Another area that must be considered is Dylan’s history as a social commentator and political singer. If you feel like this tune has an air of the sermon, with maybe a little bit of judgement thrown in, remember that it was written by the same guy who wrote “The Masters Of War”. Even if the content and perspective that drives it is quite a bit different to that earlier song, the delivery and fervour behind it is not.. The point is, fans shouldn’t have been all that surprised by Bob cutting a gospel record, even if he is culturally Jewish.
What could be considered different here is how downright funky the whole thing sounds, rooted in the R&B trends that pervaded at the end of seventies. Amid all of what many might consider to be lyrical sanctimony, there are some sweaty grooves to be had with this tune that make it one of the most soulful songs in his catalogue, and not for reasons of the soul specifically as he perhaps intended. This track boils over with physicality, the best Dylan track to dance to. Maybe this was the main objection in the end; that Dylan isn’t meant to be heard on the dance floor. But, that’s another thing; Dylan loved R&B too, just the same as he loved folk music. Jerry Wexler, the very one who coined the phrase “rhythm & blues” produced this. Dylan knew what he wanted there, too; to make important musical connections, as well as to present new ideas that reflected his personal journey. That’s what any artist does when making a record.
Even if this particular song is actually something of a throwback to the approach he’d taken from his early career despite superficial appearances, the main difference with this “born again” period in his songwriting journey was that he’d taken the ineffable truth which is at the centre of his best work and made it into an absolute instead, this time with very clearly defined ideological lines. Christian rock stations tend to celebrate this approach even if secular music fans do not, and Dylan enjoyed some radio play in those quarters with this tune. I’m sure they were thrilled to be able to claim him. But, that route was always going to be a blind alley to an artist so prone to avoid being so sharply defined. After two more records in Saved and Shot Of Love, the gospel period would come to an end.
This period and this song would continue to be an important step in Dylan’s career, reconnecting with the gospel connections in folk music, the blues, soul music, and rock music by association. It would even result in a 2003 album of covers by the likes of Mavis Staples, Sounds Of Blackness, Aaron Neville, and The Fairfield Four, among others entitled Gotta Serve Somebody: The Gospel Songs Of Bob Dylan.

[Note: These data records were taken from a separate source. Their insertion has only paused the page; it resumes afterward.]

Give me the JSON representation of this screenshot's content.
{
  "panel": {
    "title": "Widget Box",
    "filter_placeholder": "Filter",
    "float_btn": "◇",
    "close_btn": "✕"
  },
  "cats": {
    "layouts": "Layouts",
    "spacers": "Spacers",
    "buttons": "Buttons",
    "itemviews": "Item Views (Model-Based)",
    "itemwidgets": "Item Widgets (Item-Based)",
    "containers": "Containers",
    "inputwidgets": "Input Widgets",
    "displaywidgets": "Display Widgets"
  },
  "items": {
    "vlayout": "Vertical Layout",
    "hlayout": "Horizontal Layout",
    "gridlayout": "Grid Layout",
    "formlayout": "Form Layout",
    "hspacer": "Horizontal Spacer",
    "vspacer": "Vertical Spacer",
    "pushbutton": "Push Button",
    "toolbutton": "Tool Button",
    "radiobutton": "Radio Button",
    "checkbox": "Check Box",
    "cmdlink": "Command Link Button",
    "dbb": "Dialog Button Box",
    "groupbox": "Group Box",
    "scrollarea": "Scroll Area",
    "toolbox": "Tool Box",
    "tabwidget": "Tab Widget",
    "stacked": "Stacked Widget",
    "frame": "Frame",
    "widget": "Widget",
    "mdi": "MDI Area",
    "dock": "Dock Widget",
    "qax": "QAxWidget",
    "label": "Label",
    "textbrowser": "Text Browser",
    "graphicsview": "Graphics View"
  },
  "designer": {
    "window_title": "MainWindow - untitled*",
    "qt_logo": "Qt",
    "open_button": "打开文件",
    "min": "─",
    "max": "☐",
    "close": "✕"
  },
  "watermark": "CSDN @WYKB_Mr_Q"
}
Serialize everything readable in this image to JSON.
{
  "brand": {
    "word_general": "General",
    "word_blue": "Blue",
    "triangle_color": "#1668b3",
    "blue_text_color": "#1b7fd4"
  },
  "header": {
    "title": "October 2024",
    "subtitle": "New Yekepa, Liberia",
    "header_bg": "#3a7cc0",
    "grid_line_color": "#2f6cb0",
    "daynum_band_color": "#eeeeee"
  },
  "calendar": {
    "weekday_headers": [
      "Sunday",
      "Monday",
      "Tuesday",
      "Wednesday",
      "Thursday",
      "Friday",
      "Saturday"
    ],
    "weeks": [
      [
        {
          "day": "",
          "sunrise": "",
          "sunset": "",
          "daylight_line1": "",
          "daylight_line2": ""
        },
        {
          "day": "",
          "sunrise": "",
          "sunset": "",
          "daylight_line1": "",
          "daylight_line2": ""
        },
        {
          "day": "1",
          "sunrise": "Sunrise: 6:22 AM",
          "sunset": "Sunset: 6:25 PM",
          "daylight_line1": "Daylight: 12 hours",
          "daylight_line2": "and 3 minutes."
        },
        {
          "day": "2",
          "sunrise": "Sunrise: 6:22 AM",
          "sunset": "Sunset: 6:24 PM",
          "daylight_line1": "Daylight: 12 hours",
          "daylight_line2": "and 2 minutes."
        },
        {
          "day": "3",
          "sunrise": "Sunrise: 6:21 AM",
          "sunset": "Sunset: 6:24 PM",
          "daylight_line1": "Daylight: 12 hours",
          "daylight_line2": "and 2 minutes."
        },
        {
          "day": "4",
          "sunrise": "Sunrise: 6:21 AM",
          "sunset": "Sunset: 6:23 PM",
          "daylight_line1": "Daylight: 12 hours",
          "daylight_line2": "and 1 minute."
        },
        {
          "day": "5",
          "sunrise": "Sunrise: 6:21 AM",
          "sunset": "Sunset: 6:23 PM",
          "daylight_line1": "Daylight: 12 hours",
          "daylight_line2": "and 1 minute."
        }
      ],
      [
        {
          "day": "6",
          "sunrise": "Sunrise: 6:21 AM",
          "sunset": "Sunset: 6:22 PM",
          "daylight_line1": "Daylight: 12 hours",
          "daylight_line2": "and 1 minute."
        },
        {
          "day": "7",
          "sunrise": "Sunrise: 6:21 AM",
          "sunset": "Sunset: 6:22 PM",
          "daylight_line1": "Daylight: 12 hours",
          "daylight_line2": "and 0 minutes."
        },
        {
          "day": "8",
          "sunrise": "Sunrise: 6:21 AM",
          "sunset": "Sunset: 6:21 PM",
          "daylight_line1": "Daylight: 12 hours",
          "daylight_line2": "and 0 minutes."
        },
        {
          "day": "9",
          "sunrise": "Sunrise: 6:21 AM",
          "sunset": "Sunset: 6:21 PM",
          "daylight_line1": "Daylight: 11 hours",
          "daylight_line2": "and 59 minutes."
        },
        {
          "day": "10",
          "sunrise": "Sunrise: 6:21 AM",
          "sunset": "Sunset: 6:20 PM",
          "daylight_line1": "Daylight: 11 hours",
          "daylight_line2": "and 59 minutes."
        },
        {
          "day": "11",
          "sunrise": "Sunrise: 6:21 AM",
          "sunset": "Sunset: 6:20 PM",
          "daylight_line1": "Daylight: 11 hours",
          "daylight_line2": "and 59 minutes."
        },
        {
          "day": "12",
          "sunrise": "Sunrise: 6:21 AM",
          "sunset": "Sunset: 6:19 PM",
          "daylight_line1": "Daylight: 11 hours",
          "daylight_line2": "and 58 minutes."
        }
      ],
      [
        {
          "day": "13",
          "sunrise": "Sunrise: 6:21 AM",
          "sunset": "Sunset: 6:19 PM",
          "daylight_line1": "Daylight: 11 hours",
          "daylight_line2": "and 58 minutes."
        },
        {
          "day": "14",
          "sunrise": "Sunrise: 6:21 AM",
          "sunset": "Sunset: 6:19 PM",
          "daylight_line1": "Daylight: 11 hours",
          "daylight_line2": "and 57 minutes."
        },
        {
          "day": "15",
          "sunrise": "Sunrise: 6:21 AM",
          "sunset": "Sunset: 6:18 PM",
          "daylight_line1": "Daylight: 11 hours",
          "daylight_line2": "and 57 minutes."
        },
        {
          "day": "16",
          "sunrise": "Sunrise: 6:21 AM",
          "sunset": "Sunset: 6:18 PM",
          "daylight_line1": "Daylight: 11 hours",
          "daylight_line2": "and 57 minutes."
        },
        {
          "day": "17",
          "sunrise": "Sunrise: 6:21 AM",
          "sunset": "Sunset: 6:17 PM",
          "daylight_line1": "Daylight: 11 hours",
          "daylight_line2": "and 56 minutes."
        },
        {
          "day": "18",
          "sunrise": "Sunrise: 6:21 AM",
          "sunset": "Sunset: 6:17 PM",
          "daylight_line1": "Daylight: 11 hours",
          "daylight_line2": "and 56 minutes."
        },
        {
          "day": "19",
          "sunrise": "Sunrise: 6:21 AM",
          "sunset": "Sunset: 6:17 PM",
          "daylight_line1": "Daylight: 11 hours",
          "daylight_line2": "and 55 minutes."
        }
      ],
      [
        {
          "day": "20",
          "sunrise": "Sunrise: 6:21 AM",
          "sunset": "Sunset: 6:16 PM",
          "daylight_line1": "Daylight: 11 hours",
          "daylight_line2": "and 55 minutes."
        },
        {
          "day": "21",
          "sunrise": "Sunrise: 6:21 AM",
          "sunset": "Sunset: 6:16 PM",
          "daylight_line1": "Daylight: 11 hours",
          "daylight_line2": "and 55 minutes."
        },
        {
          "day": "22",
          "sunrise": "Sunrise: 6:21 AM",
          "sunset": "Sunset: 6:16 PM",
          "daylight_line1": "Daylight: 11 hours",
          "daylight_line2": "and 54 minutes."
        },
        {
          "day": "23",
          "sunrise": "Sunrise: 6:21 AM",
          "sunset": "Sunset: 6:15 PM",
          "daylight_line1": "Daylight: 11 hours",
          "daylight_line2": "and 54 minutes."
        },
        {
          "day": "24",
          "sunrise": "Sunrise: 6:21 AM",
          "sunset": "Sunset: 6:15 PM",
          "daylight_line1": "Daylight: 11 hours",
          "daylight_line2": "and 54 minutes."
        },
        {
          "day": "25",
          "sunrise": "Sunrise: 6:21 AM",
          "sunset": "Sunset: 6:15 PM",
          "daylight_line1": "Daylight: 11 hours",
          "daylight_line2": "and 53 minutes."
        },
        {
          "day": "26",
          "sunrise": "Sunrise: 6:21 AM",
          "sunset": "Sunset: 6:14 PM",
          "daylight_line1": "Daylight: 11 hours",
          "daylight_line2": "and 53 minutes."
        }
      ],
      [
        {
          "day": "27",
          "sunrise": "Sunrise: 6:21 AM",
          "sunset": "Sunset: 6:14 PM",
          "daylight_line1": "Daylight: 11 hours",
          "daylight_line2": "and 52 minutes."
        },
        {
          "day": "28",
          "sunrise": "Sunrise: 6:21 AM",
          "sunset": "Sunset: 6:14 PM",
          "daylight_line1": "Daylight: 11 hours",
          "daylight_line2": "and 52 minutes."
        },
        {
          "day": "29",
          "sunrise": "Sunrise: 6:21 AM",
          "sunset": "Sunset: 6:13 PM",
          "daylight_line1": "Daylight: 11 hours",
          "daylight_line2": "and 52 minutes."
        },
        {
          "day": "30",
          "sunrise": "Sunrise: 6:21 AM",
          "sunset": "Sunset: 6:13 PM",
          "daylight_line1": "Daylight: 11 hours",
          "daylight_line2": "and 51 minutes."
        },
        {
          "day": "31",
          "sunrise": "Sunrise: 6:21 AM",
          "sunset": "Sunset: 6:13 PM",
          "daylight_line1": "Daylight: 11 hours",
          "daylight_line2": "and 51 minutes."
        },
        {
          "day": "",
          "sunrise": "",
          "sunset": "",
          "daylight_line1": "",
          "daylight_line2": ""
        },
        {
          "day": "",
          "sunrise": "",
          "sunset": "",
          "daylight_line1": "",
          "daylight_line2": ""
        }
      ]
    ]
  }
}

Bob and Mavis, two former civil rights singers with Mavis having a solid track record in gospel singing, even duet on “Gonna Change My Way Of Thinking”.
Despite an initially head-scratching shift, it seems that Bob had brought it all back home, stylistically and artistically speaking in the end after all.
To learn more about Dylan’s “God” period, read this article from The Guardian.
And not forgetting the first time he was born, happy belated birthday, Bob!